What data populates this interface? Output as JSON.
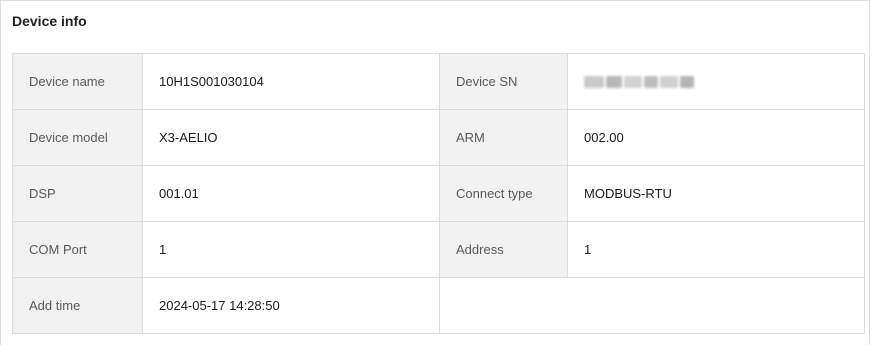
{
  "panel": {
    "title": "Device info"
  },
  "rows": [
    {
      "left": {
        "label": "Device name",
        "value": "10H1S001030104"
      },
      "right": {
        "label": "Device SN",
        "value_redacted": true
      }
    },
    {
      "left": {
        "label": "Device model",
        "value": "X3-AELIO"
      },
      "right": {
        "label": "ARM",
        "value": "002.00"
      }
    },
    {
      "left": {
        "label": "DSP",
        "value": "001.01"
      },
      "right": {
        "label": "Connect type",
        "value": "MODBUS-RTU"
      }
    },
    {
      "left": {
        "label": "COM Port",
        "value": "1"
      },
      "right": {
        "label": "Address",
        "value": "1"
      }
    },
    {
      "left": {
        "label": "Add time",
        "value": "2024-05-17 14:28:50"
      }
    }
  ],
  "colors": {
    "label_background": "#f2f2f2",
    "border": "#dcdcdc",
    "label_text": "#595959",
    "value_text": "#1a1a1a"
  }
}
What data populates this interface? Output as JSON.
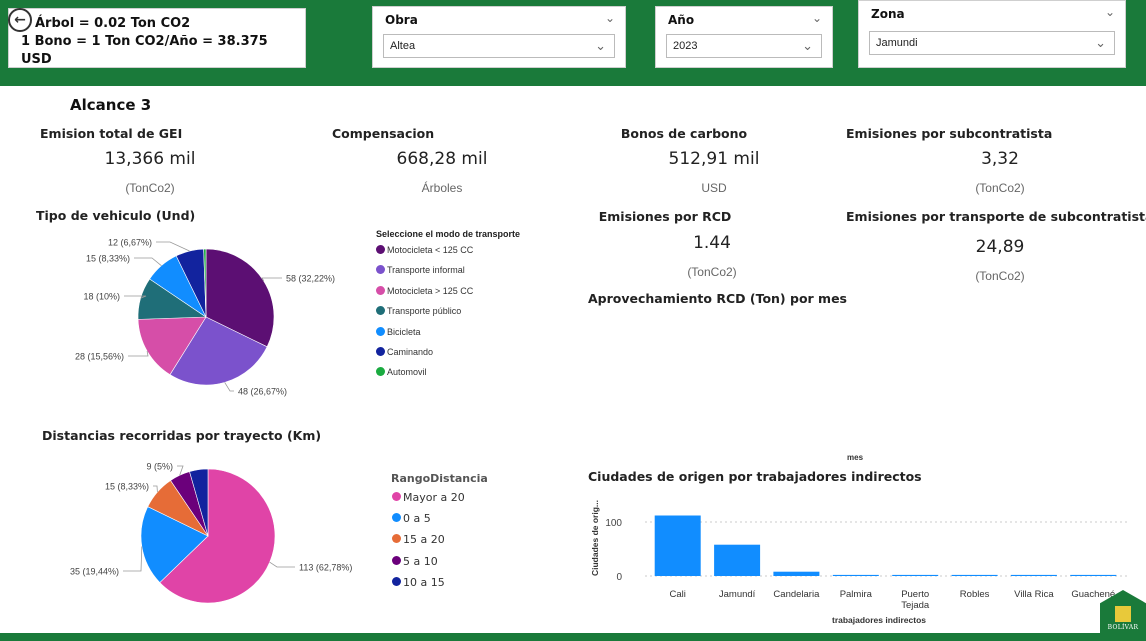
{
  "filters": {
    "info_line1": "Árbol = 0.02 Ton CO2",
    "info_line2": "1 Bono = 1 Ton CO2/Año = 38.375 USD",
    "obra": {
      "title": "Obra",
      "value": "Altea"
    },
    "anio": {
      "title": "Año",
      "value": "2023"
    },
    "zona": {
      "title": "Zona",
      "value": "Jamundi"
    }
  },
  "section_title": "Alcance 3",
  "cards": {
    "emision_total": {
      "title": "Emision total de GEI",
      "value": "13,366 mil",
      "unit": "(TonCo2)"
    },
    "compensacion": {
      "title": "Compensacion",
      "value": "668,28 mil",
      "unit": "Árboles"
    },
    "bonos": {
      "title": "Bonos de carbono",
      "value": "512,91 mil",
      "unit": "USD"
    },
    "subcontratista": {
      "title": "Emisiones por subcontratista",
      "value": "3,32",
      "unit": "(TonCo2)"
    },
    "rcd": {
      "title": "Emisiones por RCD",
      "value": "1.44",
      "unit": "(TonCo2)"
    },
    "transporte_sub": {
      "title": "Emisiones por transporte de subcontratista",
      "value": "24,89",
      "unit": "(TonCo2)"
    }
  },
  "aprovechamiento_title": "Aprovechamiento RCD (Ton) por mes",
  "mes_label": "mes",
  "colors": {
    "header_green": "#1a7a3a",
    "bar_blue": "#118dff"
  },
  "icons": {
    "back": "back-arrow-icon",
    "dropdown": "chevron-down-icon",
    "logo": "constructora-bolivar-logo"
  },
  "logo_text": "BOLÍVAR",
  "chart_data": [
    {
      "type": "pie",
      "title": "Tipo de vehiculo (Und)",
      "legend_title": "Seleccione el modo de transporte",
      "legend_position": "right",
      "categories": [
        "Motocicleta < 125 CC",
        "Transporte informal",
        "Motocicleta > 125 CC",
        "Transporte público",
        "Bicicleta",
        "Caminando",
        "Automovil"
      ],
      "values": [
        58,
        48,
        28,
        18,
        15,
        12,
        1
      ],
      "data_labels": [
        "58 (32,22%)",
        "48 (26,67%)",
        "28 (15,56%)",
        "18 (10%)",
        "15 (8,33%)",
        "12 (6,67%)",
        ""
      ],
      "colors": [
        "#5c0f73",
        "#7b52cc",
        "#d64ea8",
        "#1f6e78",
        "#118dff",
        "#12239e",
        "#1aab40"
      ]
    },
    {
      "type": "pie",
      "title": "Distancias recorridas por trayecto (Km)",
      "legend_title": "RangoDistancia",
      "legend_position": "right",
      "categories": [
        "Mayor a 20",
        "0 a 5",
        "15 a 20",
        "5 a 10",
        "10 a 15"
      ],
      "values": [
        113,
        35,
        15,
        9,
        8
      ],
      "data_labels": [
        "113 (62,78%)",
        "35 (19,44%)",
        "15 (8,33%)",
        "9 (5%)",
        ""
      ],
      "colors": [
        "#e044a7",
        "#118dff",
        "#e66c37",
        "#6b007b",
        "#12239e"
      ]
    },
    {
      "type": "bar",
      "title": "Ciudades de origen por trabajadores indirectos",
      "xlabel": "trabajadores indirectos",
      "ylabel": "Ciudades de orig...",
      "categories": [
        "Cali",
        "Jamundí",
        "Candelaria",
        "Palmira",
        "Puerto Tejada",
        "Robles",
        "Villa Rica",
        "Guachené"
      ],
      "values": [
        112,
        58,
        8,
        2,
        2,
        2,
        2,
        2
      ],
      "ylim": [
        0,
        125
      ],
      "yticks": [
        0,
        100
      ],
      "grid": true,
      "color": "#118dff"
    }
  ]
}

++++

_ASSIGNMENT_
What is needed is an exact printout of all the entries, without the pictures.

_RESPONSE FOR THIS EXERCISE_
What data populates this interface? Output as JSON.
{
  "panel": {
    "title": "Device info"
  },
  "rows": [
    {
      "left": {
        "label": "Device name",
        "value": "10H1S001030104"
      },
      "right": {
        "label": "Device SN",
        "value_redacted": true
      }
    },
    {
      "left": {
        "label": "Device model",
        "value": "X3-AELIO"
      },
      "right": {
        "label": "ARM",
        "value": "002.00"
      }
    },
    {
      "left": {
        "label": "DSP",
        "value": "001.01"
      },
      "right": {
        "label": "Connect type",
        "value": "MODBUS-RTU"
      }
    },
    {
      "left": {
        "label": "COM Port",
        "value": "1"
      },
      "right": {
        "label": "Address",
        "value": "1"
      }
    },
    {
      "left": {
        "label": "Add time",
        "value": "2024-05-17 14:28:50"
      }
    }
  ],
  "colors": {
    "label_background": "#f2f2f2",
    "border": "#dcdcdc",
    "label_text": "#595959",
    "value_text": "#1a1a1a"
  }
}
What data populates this interface? Output as JSON.
{
  "filters": {
    "info_line1": "Árbol = 0.02 Ton CO2",
    "info_line2": "1 Bono = 1 Ton CO2/Año = 38.375 USD",
    "obra": {
      "title": "Obra",
      "value": "Altea"
    },
    "anio": {
      "title": "Año",
      "value": "2023"
    },
    "zona": {
      "title": "Zona",
      "value": "Jamundi"
    }
  },
  "section_title": "Alcance 3",
  "cards": {
    "emision_total": {
      "title": "Emision total de GEI",
      "value": "13,366 mil",
      "unit": "(TonCo2)"
    },
    "compensacion": {
      "title": "Compensacion",
      "value": "668,28 mil",
      "unit": "Árboles"
    },
    "bonos": {
      "title": "Bonos de carbono",
      "value": "512,91 mil",
      "unit": "USD"
    },
    "subcontratista": {
      "title": "Emisiones por subcontratista",
      "value": "3,32",
      "unit": "(TonCo2)"
    },
    "rcd": {
      "title": "Emisiones por RCD",
      "value": "1.44",
      "unit": "(TonCo2)"
    },
    "transporte_sub": {
      "title": "Emisiones por transporte de subcontratista",
      "value": "24,89",
      "unit": "(TonCo2)"
    }
  },
  "aprovechamiento_title": "Aprovechamiento RCD (Ton) por mes",
  "mes_label": "mes",
  "colors": {
    "header_green": "#1a7a3a",
    "bar_blue": "#118dff"
  },
  "icons": {
    "back": "back-arrow-icon",
    "dropdown": "chevron-down-icon",
    "logo": "constructora-bolivar-logo"
  },
  "logo_text": "BOLÍVAR",
  "chart_data": [
    {
      "type": "pie",
      "title": "Tipo de vehiculo (Und)",
      "legend_title": "Seleccione el modo de transporte",
      "legend_position": "right",
      "categories": [
        "Motocicleta < 125 CC",
        "Transporte informal",
        "Motocicleta > 125 CC",
        "Transporte público",
        "Bicicleta",
        "Caminando",
        "Automovil"
      ],
      "values": [
        58,
        48,
        28,
        18,
        15,
        12,
        1
      ],
      "data_labels": [
        "58 (32,22%)",
        "48 (26,67%)",
        "28 (15,56%)",
        "18 (10%)",
        "15 (8,33%)",
        "12 (6,67%)",
        ""
      ],
      "colors": [
        "#5c0f73",
        "#7b52cc",
        "#d64ea8",
        "#1f6e78",
        "#118dff",
        "#12239e",
        "#1aab40"
      ]
    },
    {
      "type": "pie",
      "title": "Distancias recorridas por trayecto (Km)",
      "legend_title": "RangoDistancia",
      "legend_position": "right",
      "categories": [
        "Mayor a 20",
        "0 a 5",
        "15 a 20",
        "5 a 10",
        "10 a 15"
      ],
      "values": [
        113,
        35,
        15,
        9,
        8
      ],
      "data_labels": [
        "113 (62,78%)",
        "35 (19,44%)",
        "15 (8,33%)",
        "9 (5%)",
        ""
      ],
      "colors": [
        "#e044a7",
        "#118dff",
        "#e66c37",
        "#6b007b",
        "#12239e"
      ]
    },
    {
      "type": "bar",
      "title": "Ciudades de origen por trabajadores indirectos",
      "xlabel": "trabajadores indirectos",
      "ylabel": "Ciudades de orig...",
      "categories": [
        "Cali",
        "Jamundí",
        "Candelaria",
        "Palmira",
        "Puerto Tejada",
        "Robles",
        "Villa Rica",
        "Guachené"
      ],
      "values": [
        112,
        58,
        8,
        2,
        2,
        2,
        2,
        2
      ],
      "ylim": [
        0,
        125
      ],
      "yticks": [
        0,
        100
      ],
      "grid": true,
      "color": "#118dff"
    }
  ]
}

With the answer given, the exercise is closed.